While at Holden, I did a short reading from the book at the weekly Open Mic. Over the next couple of days, several villagers sought me out for conversation. A woman in love with a man with children wasn’t sure if she could deal with the complexity of stepmothering; should she continue this relationship? A man wept when he told me about his daughter’s initial rejection of her stepmother, his new wife–and his hope that a better relationship is now emerging. One friend borrowed the book and read it the next day. Her own experience had been quite different from mine because her stepchildren were adults when she first met them, but reading about my experience and learning from my research helped her to reflect much more deeply on this still puzzling part of her life, she said, and she was grateful.
I was grateful, too, to have these opportunities for conversation about a vocation I’ve pondered for most of my life, and about a book in which I’ve probed both my own experience and the social, cultural, and spiritual frameworks that surround it.

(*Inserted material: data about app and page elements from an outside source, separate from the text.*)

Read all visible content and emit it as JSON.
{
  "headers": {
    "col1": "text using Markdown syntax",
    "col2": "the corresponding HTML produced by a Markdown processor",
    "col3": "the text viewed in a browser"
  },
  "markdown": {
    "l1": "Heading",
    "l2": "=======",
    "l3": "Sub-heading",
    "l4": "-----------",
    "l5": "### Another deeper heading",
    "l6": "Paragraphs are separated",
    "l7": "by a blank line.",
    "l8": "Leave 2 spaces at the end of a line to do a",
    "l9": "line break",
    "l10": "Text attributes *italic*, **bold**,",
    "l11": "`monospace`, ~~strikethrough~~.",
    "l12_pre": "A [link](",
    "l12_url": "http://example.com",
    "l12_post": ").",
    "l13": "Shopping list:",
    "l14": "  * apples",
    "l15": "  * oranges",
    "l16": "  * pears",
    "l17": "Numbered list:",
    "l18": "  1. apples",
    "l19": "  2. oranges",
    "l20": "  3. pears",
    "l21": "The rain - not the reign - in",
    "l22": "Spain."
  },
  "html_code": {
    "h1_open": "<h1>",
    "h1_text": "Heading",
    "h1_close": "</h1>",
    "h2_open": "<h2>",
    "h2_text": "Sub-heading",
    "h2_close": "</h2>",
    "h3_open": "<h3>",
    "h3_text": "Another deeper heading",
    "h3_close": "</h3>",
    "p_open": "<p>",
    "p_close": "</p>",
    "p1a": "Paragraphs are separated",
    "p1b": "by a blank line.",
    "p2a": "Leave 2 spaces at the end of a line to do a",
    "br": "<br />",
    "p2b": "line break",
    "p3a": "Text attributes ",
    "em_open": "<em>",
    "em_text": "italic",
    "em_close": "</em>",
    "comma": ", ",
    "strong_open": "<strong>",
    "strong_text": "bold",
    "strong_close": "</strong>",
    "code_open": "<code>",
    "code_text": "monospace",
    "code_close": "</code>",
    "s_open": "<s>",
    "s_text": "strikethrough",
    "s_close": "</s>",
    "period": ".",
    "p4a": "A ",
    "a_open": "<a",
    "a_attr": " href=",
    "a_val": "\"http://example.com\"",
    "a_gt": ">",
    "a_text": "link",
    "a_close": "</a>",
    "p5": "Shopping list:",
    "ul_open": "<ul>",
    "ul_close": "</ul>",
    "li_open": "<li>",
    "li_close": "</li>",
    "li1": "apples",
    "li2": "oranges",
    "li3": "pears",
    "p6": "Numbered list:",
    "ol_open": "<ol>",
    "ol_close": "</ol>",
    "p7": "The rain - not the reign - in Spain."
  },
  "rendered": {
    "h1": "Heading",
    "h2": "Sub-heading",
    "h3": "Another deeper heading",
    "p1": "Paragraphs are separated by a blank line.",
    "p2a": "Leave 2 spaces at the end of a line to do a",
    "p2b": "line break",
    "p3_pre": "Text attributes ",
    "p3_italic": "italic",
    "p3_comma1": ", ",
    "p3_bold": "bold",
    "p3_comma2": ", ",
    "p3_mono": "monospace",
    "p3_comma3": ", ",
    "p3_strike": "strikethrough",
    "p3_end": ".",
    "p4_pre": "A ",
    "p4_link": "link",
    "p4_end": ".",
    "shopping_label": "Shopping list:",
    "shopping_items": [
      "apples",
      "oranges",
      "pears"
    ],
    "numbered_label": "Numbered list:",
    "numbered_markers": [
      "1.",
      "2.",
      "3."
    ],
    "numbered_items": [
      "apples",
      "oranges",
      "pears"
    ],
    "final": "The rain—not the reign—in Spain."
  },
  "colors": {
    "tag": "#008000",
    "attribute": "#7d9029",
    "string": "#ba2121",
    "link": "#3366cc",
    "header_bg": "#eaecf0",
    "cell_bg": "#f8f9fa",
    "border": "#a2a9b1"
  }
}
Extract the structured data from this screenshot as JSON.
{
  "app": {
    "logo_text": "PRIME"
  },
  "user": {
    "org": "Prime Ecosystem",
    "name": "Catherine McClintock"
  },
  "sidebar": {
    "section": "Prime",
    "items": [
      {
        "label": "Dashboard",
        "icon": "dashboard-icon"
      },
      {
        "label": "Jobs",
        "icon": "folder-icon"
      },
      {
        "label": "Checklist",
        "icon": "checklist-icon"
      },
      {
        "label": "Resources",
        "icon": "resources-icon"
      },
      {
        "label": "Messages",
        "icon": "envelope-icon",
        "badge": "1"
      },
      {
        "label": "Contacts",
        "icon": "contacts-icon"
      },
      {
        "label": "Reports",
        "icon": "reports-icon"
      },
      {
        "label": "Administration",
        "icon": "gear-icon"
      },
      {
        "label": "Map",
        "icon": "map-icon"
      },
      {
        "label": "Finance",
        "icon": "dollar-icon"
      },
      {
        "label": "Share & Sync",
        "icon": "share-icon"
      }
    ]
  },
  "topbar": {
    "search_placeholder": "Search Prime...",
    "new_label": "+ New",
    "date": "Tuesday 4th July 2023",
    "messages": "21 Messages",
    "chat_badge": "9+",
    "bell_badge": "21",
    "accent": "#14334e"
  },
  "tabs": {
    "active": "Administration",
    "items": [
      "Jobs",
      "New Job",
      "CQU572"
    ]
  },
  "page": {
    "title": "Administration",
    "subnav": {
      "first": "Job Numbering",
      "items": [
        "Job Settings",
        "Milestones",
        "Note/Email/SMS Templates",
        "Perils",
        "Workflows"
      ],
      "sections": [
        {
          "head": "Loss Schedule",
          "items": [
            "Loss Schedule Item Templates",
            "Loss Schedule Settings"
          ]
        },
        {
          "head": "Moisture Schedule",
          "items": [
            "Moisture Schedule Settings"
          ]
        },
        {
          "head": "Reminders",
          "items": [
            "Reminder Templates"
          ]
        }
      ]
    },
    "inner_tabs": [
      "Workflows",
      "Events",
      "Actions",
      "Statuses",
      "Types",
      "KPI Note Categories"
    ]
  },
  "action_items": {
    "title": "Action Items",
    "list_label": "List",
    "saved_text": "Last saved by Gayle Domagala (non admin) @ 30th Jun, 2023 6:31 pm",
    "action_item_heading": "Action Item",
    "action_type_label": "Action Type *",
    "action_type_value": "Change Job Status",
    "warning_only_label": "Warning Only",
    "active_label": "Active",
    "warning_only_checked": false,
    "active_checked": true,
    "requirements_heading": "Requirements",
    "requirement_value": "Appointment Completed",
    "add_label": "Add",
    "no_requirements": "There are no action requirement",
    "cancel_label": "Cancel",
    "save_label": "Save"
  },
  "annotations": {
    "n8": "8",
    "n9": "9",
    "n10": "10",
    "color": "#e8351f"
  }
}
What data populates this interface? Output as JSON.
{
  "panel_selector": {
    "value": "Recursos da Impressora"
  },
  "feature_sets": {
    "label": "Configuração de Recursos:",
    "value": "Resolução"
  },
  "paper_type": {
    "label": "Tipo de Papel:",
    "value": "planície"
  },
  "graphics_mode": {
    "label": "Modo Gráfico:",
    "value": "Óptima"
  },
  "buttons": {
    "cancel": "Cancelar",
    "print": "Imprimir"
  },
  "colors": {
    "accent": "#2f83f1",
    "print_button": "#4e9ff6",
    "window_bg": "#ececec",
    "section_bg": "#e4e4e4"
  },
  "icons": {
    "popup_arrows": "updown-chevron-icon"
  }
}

As I launch this website, I’m hoping for more conversations like these. Right now I’m thinking mostly about this new book, but I’m also glad to engage with readers on other topics, like the ones that show up in the BOOKS section of this site. And, as always, I hope that these and all the books you read will stir conversation, even if I never know.